Work required: Exact reproduction of all the data is required, with pictures excluded.

Dataset records:
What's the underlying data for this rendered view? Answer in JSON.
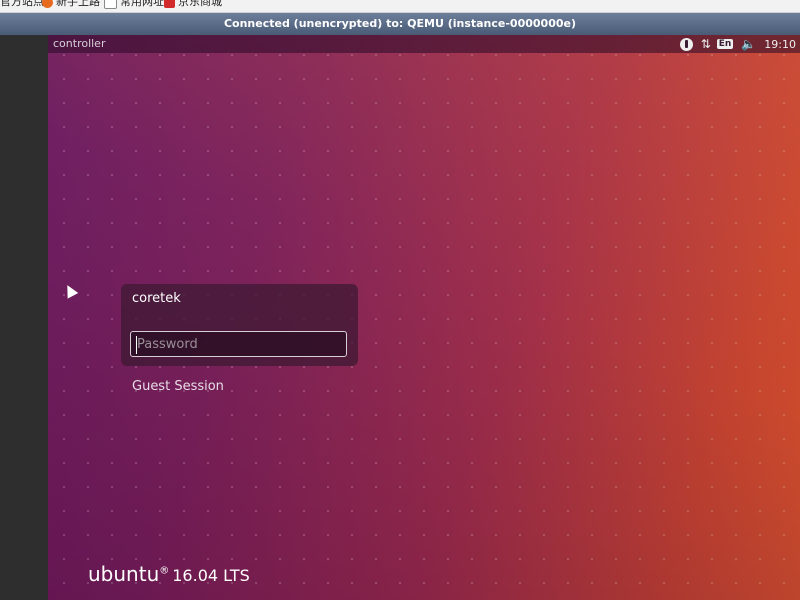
{
  "bookmarks": [
    {
      "label": "官方站点",
      "color": "#3b7bd4"
    },
    {
      "label": "新手上路",
      "color": "#e66b1f"
    },
    {
      "label": "常用网址",
      "color": "#888888"
    },
    {
      "label": "京东商城",
      "color": "#d22b2b"
    }
  ],
  "vnc": {
    "status": "Connected (unencrypted) to: QEMU (instance-0000000e)"
  },
  "panel": {
    "hostname": "controller",
    "keyboard": "En",
    "clock": "19:10"
  },
  "login": {
    "username": "coretek",
    "password_placeholder": "Password",
    "guest_label": "Guest Session"
  },
  "brand": {
    "name": "ubuntu",
    "mark": "®",
    "version": "16.04 LTS"
  },
  "colors": {
    "accent": "#c3432f",
    "purple": "#6d1f63"
  }
}
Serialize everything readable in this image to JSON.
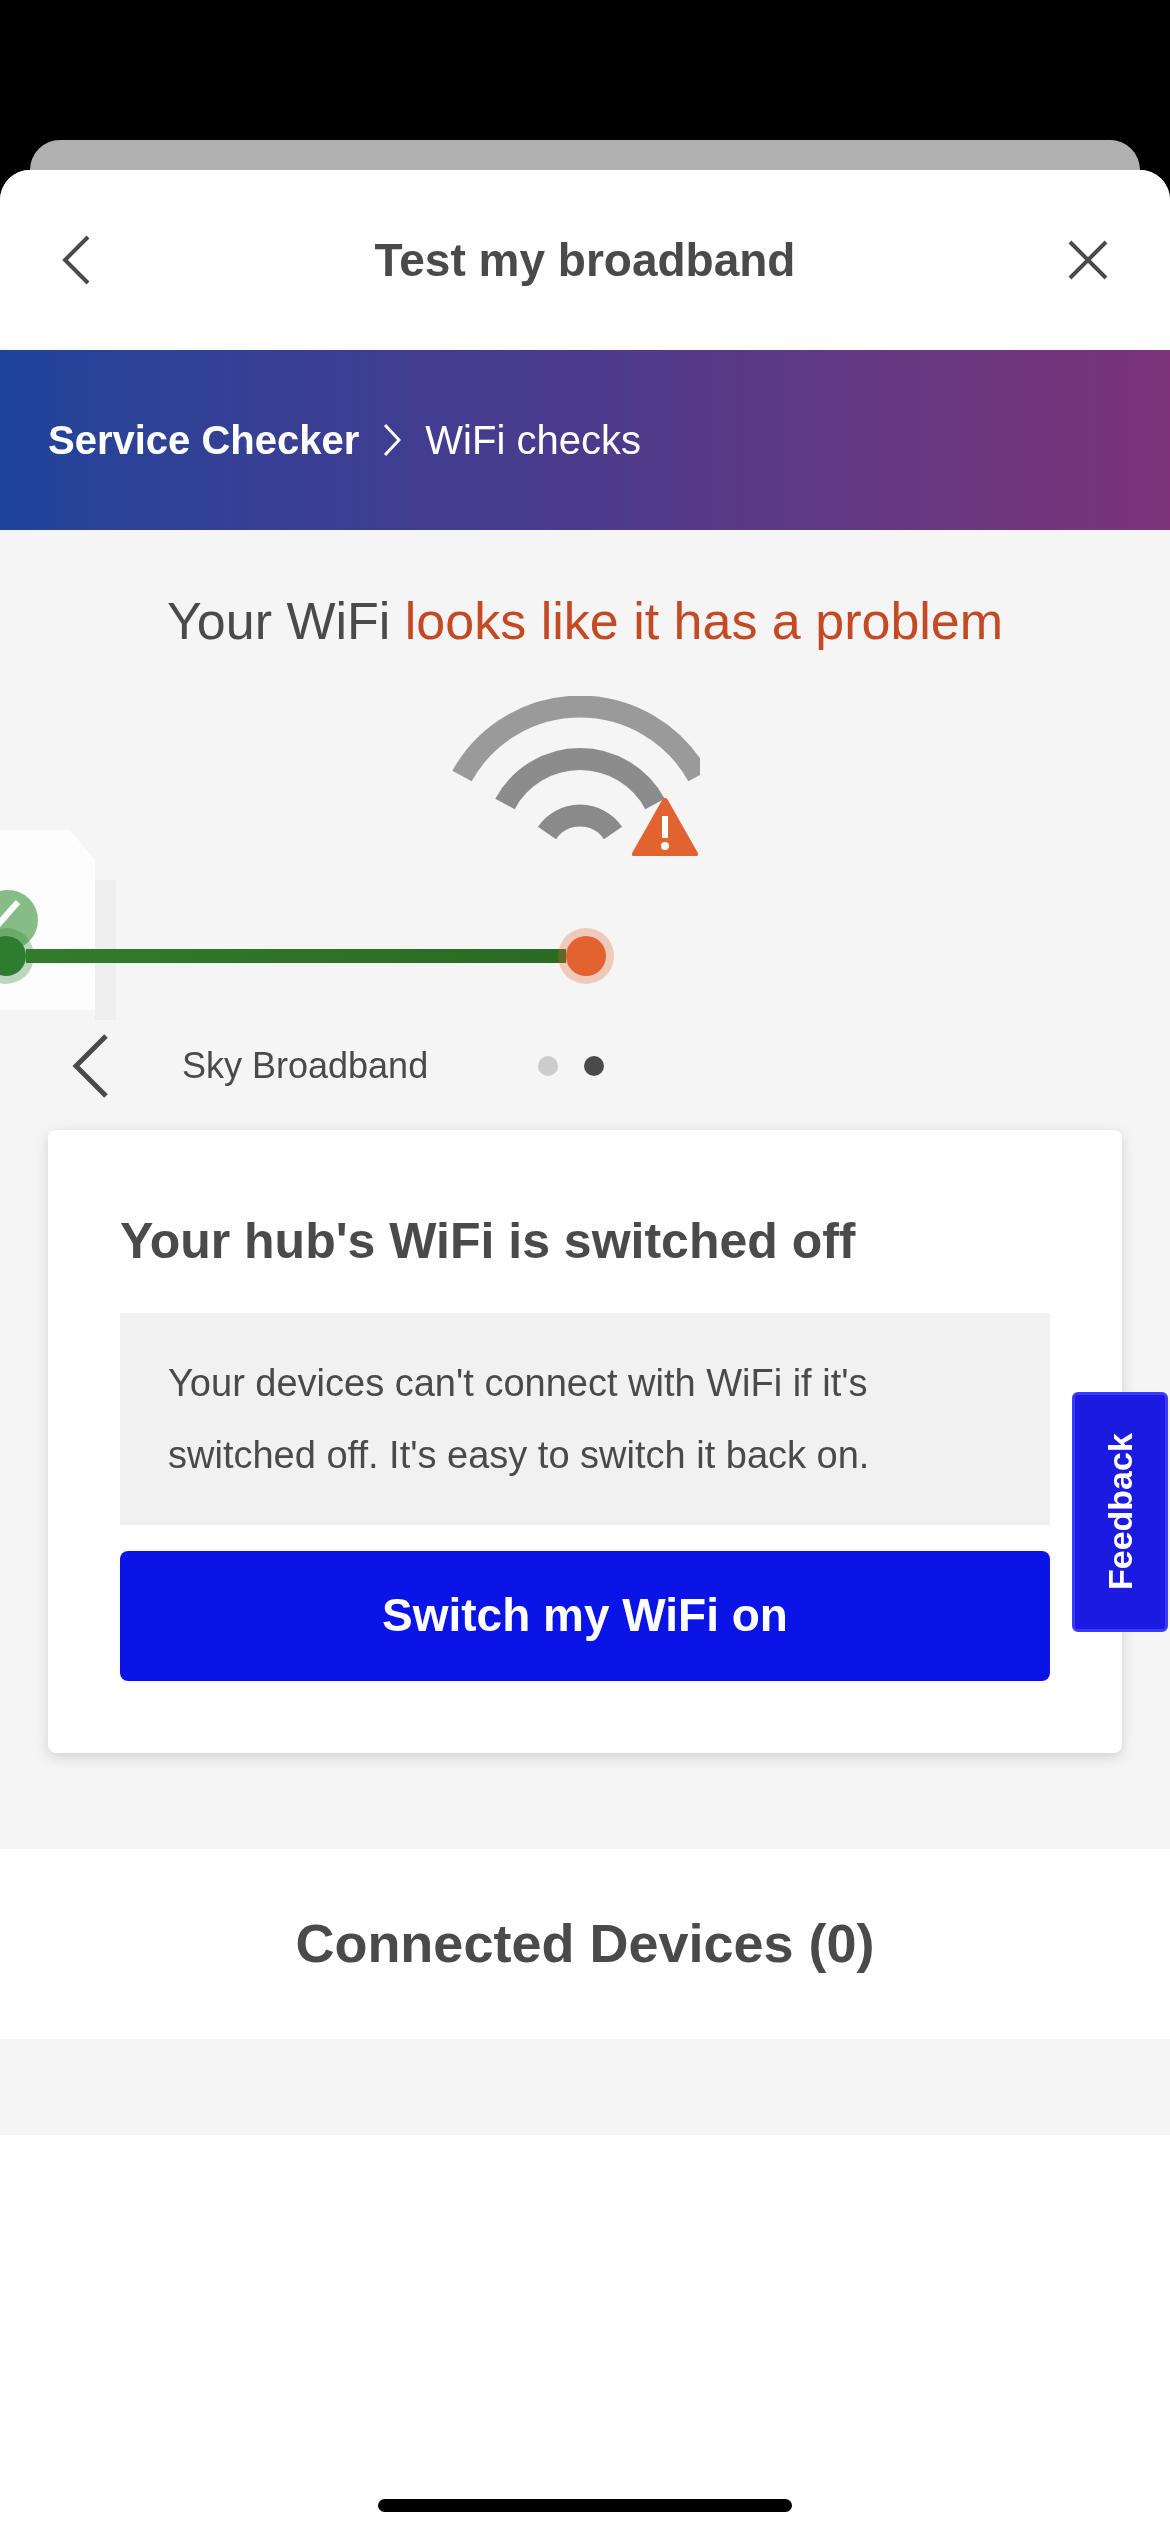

Task result:
What's the underlying data for this rendered view? Answer in JSON.
{
  "bookmarks": [
    {
      "label": "官方站点",
      "color": "#3b7bd4"
    },
    {
      "label": "新手上路",
      "color": "#e66b1f"
    },
    {
      "label": "常用网址",
      "color": "#888888"
    },
    {
      "label": "京东商城",
      "color": "#d22b2b"
    }
  ],
  "vnc": {
    "status": "Connected (unencrypted) to: QEMU (instance-0000000e)"
  },
  "panel": {
    "hostname": "controller",
    "keyboard": "En",
    "clock": "19:10"
  },
  "login": {
    "username": "coretek",
    "password_placeholder": "Password",
    "guest_label": "Guest Session"
  },
  "brand": {
    "name": "ubuntu",
    "mark": "®",
    "version": "16.04 LTS"
  },
  "colors": {
    "accent": "#c3432f",
    "purple": "#6d1f63"
  }
}
Serialize everything readable in this image to JSON.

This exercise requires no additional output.